#### Records for this exercise ####
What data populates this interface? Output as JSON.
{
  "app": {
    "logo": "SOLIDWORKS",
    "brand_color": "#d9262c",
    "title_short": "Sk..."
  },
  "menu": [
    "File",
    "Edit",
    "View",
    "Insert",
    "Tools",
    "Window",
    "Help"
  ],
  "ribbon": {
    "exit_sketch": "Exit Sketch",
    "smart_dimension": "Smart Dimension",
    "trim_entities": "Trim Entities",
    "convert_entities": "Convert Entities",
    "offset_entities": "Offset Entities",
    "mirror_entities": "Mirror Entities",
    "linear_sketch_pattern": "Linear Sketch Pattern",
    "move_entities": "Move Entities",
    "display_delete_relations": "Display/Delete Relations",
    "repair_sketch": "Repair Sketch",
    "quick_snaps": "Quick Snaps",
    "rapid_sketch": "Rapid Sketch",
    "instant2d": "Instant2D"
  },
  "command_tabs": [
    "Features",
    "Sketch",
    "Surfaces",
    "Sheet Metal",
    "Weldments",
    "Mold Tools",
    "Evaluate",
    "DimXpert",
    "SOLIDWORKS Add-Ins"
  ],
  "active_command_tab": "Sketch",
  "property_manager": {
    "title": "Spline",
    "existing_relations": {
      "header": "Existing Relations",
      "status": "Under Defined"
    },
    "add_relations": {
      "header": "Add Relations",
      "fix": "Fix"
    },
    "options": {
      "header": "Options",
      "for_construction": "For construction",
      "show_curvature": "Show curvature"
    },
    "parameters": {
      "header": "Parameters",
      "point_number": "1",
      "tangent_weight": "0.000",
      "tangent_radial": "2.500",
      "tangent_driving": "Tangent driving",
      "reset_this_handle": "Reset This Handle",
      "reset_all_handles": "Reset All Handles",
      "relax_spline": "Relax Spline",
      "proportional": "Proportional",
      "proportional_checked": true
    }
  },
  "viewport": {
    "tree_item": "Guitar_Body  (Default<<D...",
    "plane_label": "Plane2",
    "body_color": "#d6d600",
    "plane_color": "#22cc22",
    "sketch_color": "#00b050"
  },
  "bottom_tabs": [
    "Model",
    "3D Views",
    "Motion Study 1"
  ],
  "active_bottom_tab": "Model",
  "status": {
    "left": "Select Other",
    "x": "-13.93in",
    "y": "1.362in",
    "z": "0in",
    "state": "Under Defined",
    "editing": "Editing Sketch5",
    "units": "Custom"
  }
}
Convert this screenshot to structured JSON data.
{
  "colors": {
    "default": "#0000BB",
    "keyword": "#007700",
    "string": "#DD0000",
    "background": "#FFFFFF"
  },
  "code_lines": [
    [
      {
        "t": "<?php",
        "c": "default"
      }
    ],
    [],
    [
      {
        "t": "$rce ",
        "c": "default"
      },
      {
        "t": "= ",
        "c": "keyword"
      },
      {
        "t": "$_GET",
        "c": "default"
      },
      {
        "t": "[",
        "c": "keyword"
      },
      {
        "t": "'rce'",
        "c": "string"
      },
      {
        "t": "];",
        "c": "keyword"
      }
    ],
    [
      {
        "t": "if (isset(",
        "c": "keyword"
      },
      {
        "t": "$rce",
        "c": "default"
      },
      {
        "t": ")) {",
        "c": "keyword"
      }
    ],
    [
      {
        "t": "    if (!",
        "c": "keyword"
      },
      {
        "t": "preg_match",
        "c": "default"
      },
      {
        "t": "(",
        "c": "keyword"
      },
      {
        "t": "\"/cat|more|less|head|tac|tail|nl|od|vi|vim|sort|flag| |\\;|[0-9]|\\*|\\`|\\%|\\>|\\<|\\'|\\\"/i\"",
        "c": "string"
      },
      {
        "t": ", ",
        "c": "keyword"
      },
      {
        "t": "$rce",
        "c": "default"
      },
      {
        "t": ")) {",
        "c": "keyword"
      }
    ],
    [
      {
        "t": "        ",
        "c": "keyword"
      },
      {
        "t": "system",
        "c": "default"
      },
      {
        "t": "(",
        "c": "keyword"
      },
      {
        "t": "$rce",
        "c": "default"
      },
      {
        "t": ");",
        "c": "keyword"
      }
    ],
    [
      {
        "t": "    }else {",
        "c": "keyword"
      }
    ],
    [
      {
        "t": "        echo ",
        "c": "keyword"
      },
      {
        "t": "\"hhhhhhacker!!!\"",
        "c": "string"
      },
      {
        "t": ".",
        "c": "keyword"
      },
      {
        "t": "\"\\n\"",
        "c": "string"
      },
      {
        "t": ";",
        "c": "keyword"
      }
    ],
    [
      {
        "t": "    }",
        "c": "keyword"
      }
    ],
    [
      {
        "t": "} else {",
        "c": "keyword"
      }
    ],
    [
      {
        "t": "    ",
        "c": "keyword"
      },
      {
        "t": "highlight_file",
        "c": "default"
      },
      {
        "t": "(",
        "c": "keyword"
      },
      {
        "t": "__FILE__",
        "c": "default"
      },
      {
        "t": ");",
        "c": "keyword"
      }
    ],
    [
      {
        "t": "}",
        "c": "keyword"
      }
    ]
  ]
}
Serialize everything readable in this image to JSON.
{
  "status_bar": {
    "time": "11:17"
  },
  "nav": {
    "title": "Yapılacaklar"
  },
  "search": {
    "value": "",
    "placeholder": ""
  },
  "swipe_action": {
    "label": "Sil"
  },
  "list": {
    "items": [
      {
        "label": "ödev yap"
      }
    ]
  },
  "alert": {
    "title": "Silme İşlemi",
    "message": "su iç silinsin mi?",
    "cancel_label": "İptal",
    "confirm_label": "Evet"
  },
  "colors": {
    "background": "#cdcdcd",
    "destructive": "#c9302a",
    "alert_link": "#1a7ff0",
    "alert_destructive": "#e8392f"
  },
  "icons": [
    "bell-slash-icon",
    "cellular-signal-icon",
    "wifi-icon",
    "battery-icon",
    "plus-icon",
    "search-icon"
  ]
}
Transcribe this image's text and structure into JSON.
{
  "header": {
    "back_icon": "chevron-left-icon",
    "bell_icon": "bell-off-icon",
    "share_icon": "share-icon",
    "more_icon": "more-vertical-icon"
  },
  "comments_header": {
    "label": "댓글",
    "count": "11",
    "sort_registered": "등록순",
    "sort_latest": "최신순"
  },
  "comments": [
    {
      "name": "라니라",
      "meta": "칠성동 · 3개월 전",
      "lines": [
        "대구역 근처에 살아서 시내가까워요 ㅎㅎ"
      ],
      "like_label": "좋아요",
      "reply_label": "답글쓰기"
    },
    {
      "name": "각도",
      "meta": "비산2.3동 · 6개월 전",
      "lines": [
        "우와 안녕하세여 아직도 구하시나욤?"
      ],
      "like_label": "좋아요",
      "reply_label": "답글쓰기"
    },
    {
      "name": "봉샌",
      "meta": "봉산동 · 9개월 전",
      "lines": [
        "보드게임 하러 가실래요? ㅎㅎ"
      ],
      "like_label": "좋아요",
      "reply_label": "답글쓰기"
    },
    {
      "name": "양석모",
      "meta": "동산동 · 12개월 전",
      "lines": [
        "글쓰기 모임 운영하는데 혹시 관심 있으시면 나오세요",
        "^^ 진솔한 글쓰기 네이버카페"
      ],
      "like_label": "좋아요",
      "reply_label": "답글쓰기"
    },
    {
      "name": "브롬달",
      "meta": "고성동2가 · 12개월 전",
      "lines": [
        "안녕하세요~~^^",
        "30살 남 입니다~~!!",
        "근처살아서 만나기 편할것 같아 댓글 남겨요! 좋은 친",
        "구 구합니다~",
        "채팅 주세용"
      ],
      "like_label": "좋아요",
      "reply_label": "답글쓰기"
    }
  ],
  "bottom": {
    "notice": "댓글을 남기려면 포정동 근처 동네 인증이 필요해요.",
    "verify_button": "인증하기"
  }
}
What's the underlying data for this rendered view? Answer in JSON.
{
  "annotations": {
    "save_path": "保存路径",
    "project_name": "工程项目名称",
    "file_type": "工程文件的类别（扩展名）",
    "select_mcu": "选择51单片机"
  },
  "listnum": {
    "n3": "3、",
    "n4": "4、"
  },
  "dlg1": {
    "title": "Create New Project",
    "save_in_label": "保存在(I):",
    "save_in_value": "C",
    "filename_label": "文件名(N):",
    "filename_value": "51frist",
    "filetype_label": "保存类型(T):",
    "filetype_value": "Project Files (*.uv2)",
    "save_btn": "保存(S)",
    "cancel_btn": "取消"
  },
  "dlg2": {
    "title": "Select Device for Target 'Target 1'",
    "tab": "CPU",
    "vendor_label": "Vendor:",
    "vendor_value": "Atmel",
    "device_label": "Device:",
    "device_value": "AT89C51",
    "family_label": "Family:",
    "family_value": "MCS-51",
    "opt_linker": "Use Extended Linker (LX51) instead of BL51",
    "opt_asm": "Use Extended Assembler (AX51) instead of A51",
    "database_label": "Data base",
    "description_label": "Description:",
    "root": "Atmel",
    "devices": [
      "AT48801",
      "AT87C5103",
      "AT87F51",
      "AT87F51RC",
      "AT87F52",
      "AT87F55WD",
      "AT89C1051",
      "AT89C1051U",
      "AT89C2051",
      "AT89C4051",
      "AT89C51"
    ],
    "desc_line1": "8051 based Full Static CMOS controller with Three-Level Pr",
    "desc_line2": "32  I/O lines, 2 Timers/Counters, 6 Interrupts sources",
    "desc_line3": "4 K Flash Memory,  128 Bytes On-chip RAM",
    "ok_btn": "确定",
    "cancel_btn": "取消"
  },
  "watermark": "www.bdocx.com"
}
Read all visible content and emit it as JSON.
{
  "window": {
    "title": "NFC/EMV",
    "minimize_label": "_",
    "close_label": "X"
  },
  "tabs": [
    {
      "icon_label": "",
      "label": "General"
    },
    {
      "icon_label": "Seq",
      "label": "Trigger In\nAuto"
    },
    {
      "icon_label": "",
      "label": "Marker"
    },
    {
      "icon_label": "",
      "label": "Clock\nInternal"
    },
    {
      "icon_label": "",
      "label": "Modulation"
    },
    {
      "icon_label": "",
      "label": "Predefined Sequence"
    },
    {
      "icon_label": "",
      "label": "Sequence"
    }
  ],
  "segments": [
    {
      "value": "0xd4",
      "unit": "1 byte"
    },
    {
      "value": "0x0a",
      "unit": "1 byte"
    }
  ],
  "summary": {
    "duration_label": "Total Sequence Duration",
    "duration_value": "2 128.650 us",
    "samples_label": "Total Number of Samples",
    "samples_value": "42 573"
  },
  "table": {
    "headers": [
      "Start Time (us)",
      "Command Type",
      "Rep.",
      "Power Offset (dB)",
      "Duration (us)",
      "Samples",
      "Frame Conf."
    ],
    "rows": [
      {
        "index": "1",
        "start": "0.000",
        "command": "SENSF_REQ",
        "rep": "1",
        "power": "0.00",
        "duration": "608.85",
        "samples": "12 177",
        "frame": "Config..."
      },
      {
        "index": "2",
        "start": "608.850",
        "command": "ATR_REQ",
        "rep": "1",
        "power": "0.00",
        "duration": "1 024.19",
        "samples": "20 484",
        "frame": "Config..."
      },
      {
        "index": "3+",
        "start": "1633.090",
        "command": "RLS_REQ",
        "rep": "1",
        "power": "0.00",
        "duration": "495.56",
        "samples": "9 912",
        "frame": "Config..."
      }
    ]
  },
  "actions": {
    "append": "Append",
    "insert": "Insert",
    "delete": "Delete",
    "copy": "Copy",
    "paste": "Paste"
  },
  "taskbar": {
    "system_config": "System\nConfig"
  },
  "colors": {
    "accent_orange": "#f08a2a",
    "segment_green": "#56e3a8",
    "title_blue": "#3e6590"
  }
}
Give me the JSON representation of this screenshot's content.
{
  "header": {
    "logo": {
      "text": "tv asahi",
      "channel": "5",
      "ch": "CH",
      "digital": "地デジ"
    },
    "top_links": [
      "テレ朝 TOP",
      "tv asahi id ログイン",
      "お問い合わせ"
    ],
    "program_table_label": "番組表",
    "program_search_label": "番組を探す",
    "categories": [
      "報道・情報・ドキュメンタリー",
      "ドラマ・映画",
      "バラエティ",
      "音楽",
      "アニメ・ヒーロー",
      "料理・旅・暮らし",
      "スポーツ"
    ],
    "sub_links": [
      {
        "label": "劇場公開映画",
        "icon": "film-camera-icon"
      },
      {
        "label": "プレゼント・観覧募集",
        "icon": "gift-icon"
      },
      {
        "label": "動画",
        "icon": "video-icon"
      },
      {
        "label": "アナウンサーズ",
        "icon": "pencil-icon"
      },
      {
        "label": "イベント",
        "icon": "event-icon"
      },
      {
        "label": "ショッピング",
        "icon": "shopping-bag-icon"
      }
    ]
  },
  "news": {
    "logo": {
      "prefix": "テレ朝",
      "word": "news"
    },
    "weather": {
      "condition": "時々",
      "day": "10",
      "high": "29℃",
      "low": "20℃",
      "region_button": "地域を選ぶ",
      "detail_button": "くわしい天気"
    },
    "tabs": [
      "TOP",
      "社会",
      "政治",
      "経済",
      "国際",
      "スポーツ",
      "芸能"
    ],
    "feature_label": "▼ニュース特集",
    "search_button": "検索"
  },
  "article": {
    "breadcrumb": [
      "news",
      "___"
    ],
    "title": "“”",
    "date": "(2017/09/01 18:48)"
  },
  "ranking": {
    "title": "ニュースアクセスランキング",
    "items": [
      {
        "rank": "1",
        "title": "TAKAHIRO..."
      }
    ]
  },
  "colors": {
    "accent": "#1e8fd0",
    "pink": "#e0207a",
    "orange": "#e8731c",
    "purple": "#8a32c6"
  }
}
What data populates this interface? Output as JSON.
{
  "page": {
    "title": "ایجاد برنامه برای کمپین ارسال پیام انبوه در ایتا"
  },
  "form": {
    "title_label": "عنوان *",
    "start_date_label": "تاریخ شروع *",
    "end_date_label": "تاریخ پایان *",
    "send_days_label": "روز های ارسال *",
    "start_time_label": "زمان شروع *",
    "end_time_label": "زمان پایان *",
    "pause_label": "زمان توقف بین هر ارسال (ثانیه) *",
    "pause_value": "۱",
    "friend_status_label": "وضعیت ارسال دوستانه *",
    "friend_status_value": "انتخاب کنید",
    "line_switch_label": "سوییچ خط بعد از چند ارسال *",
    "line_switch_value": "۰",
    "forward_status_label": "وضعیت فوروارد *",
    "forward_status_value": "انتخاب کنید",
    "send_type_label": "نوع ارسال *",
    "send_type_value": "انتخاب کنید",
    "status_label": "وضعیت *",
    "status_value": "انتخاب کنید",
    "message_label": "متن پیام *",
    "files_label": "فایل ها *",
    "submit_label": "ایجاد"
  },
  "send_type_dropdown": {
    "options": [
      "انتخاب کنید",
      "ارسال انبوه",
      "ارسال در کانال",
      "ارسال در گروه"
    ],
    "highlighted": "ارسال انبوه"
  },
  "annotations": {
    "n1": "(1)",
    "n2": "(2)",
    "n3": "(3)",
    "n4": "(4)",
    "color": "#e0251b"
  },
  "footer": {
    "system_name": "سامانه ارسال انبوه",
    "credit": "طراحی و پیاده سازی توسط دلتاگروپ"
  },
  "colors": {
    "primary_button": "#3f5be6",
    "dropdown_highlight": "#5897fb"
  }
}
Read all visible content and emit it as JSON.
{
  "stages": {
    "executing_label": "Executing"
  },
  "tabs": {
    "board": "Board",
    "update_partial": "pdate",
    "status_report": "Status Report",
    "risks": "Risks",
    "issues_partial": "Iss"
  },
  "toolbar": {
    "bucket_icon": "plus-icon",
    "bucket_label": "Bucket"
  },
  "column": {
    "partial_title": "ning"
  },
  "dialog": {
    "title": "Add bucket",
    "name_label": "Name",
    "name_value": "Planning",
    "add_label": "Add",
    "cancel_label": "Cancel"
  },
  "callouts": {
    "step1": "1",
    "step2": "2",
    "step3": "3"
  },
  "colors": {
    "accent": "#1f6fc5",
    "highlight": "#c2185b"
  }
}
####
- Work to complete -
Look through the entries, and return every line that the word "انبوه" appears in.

- Output of the exercise -
    "title": "ایجاد برنامه برای کمپین ارسال پیام انبوه در ایتا"
      "ارسال انبوه",
    "highlighted": "ارسال انبوه"
    "system_name": "سامانه ارسال انبوه",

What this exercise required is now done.